Employees today want to be considered a partner in the success of a business. Employers who work to foster a culture of trust and transparency, and who understand that happy employees are devoted employees, will experience decreased turnover and increased productivity.
Years ago, allowing employees to periodically work from home was a business practice which was frowned upon by many. It has now become common and, in actuality, those companies that do not offer it tend to be considered out of touch.
The thought of introducing a non-traditional workweek in which employees work 40 hours in less than five days, is something many companies still are not comfortable in considering, feeling it would prove to be disruptive and unproductive.

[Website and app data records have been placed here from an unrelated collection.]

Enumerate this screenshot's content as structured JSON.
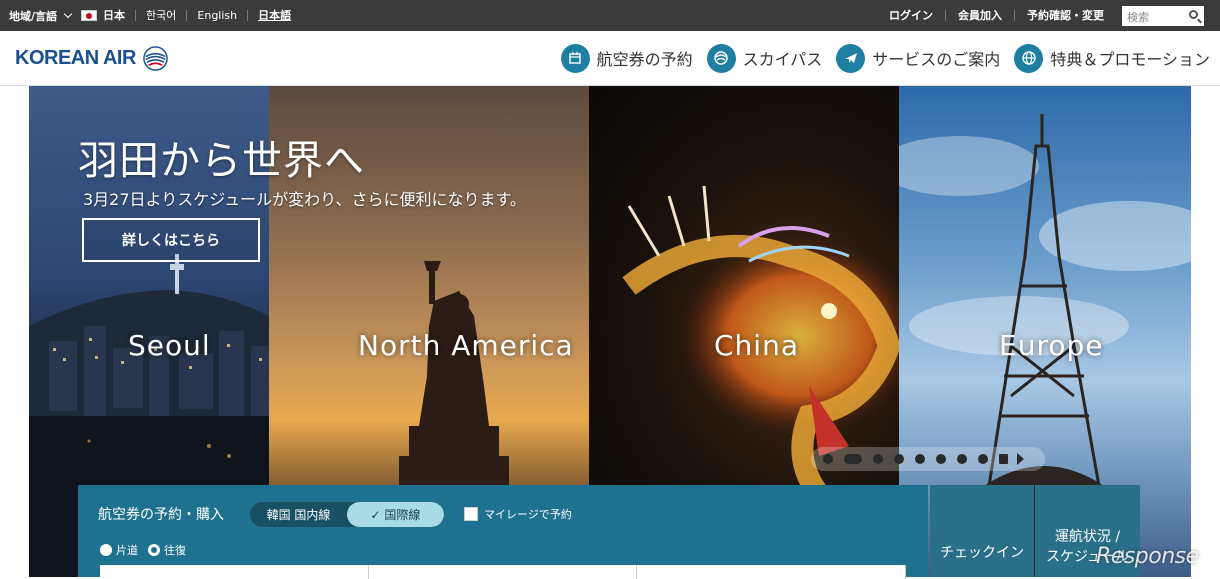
{
  "topbar": {
    "region_label": "地域/言語",
    "country": "日本",
    "languages": [
      "한국어",
      "English",
      "日本語"
    ],
    "links": [
      "ログイン",
      "会員加入",
      "予約確認・変更"
    ],
    "search_placeholder": "検索"
  },
  "header": {
    "logo_text": "KOREAN AIR",
    "nav": [
      "航空券の予約",
      "スカイパス",
      "サービスのご案内",
      "特典＆プロモーション"
    ]
  },
  "hero": {
    "title": "羽田から世界へ",
    "subtitle": "3月27日よりスケジュールが変わり、さらに便利になります。",
    "button": "詳しくはこちら",
    "destinations": [
      "Seoul",
      "North America",
      "China",
      "Europe"
    ],
    "slide_count": 9,
    "active_slide": 1
  },
  "booking": {
    "title": "航空券の予約・購入",
    "segment": [
      "韓国 国内線",
      "国際線"
    ],
    "segment_selected": "国際線",
    "mileage_label": "マイレージで予約",
    "trip_types": [
      "片道",
      "往復"
    ],
    "trip_selected": "往復"
  },
  "side": {
    "checkin": "チェックイン",
    "status_line1": "運航状況 /",
    "status_line2": "スケジュール"
  },
  "watermark": "Response",
  "colors": {
    "topbar": "#3b3b3b",
    "brand_blue": "#1b4f8f",
    "booking_teal": "#1e7290",
    "nav_icon": "#1f7fa3"
  }
}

The four-day workweek is discussed in an article I recently read in The Record, a New Jersey newspaper. The author touches upon the benefits of the four-day workweek and refutes those naysayers who feel the workweek should remain at five days.